Items from an interface collection —
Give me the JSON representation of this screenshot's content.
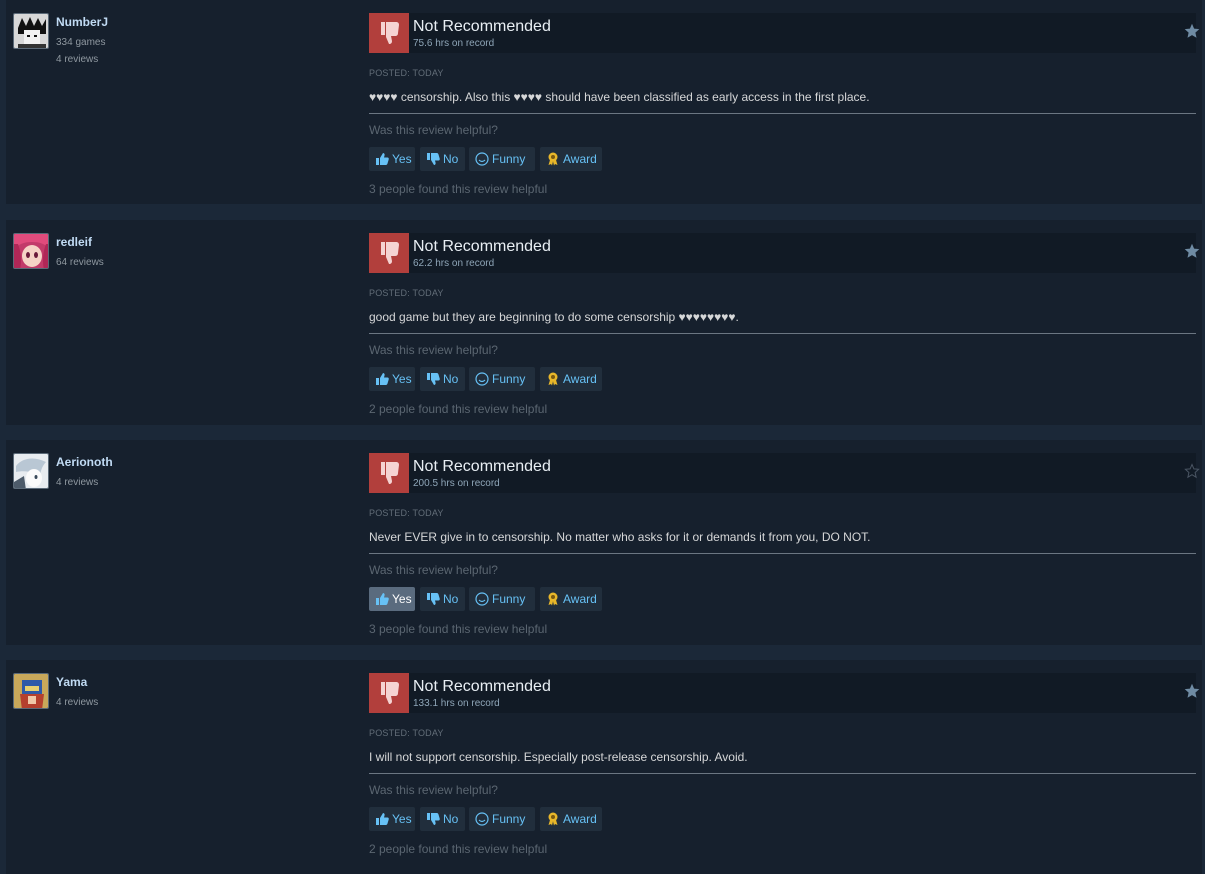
{
  "labels": {
    "vote": "Not Recommended",
    "posted": "POSTED: TODAY",
    "helpful_question": "Was this review helpful?",
    "yes": "Yes",
    "no": "No",
    "funny": "Funny",
    "award": "Award"
  },
  "colors": {
    "not_recommended_bg": "#b23f3c",
    "link_blue": "#67c1f5",
    "author_name": "#c1dbf4"
  },
  "reviews": [
    {
      "author": "NumberJ",
      "games": "334 games",
      "review_count": "4 reviews",
      "hours": "75.6 hrs on record",
      "text": "♥♥♥♥ censorship. Also this ♥♥♥♥ should have been classified as early access in the first place.",
      "found_helpful": "3 people found this review helpful",
      "starred": true,
      "yes_active": false
    },
    {
      "author": "redleif",
      "games": "",
      "review_count": "64 reviews",
      "hours": "62.2 hrs on record",
      "text": "good game but they are beginning to do some censorship ♥♥♥♥♥♥♥♥.",
      "found_helpful": "2 people found this review helpful",
      "starred": true,
      "yes_active": false
    },
    {
      "author": "Aerionoth",
      "games": "",
      "review_count": "4 reviews",
      "hours": "200.5 hrs on record",
      "text": "Never EVER give in to censorship. No matter who asks for it or demands it from you, DO NOT.",
      "found_helpful": "3 people found this review helpful",
      "starred": false,
      "yes_active": true
    },
    {
      "author": "Yama",
      "games": "",
      "review_count": "4 reviews",
      "hours": "133.1 hrs on record",
      "text": "I will not support censorship. Especially post-release censorship. Avoid.",
      "found_helpful": "2 people found this review helpful",
      "starred": true,
      "yes_active": false
    }
  ]
}
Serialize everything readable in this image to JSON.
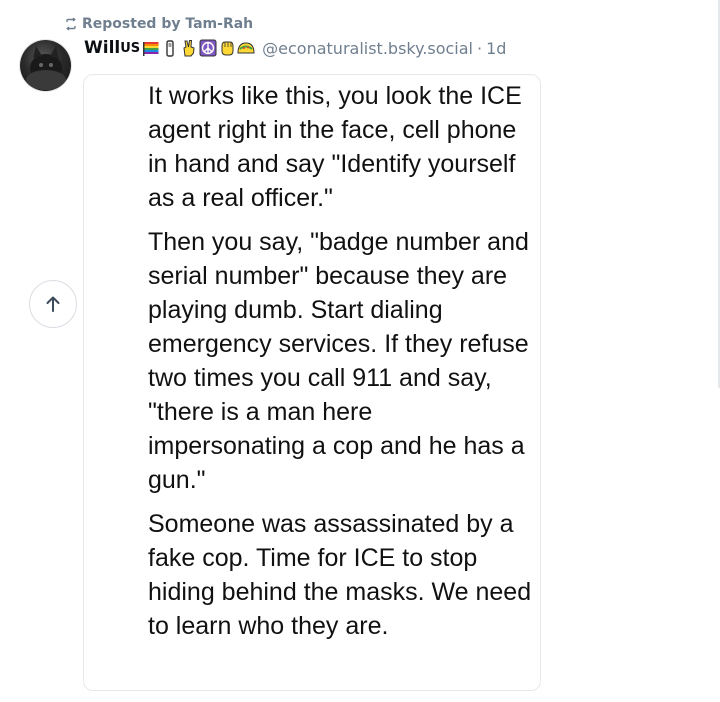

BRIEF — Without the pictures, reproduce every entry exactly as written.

WRITTEN RESPONSE —
Give me the JSON representation of this screenshot's content.
{
  "labels": {
    "vote": "Not Recommended",
    "posted": "POSTED: TODAY",
    "helpful_question": "Was this review helpful?",
    "yes": "Yes",
    "no": "No",
    "funny": "Funny",
    "award": "Award"
  },
  "colors": {
    "not_recommended_bg": "#b23f3c",
    "link_blue": "#67c1f5",
    "author_name": "#c1dbf4"
  },
  "reviews": [
    {
      "author": "NumberJ",
      "games": "334 games",
      "review_count": "4 reviews",
      "hours": "75.6 hrs on record",
      "text": "♥♥♥♥ censorship. Also this ♥♥♥♥ should have been classified as early access in the first place.",
      "found_helpful": "3 people found this review helpful",
      "starred": true,
      "yes_active": false
    },
    {
      "author": "redleif",
      "games": "",
      "review_count": "64 reviews",
      "hours": "62.2 hrs on record",
      "text": "good game but they are beginning to do some censorship ♥♥♥♥♥♥♥♥.",
      "found_helpful": "2 people found this review helpful",
      "starred": true,
      "yes_active": false
    },
    {
      "author": "Aerionoth",
      "games": "",
      "review_count": "4 reviews",
      "hours": "200.5 hrs on record",
      "text": "Never EVER give in to censorship. No matter who asks for it or demands it from you, DO NOT.",
      "found_helpful": "3 people found this review helpful",
      "starred": false,
      "yes_active": true
    },
    {
      "author": "Yama",
      "games": "",
      "review_count": "4 reviews",
      "hours": "133.1 hrs on record",
      "text": "I will not support censorship. Especially post-release censorship. Avoid.",
      "found_helpful": "2 people found this review helpful",
      "starred": true,
      "yes_active": false
    }
  ]
}
Serialize everything readable in this image to JSON.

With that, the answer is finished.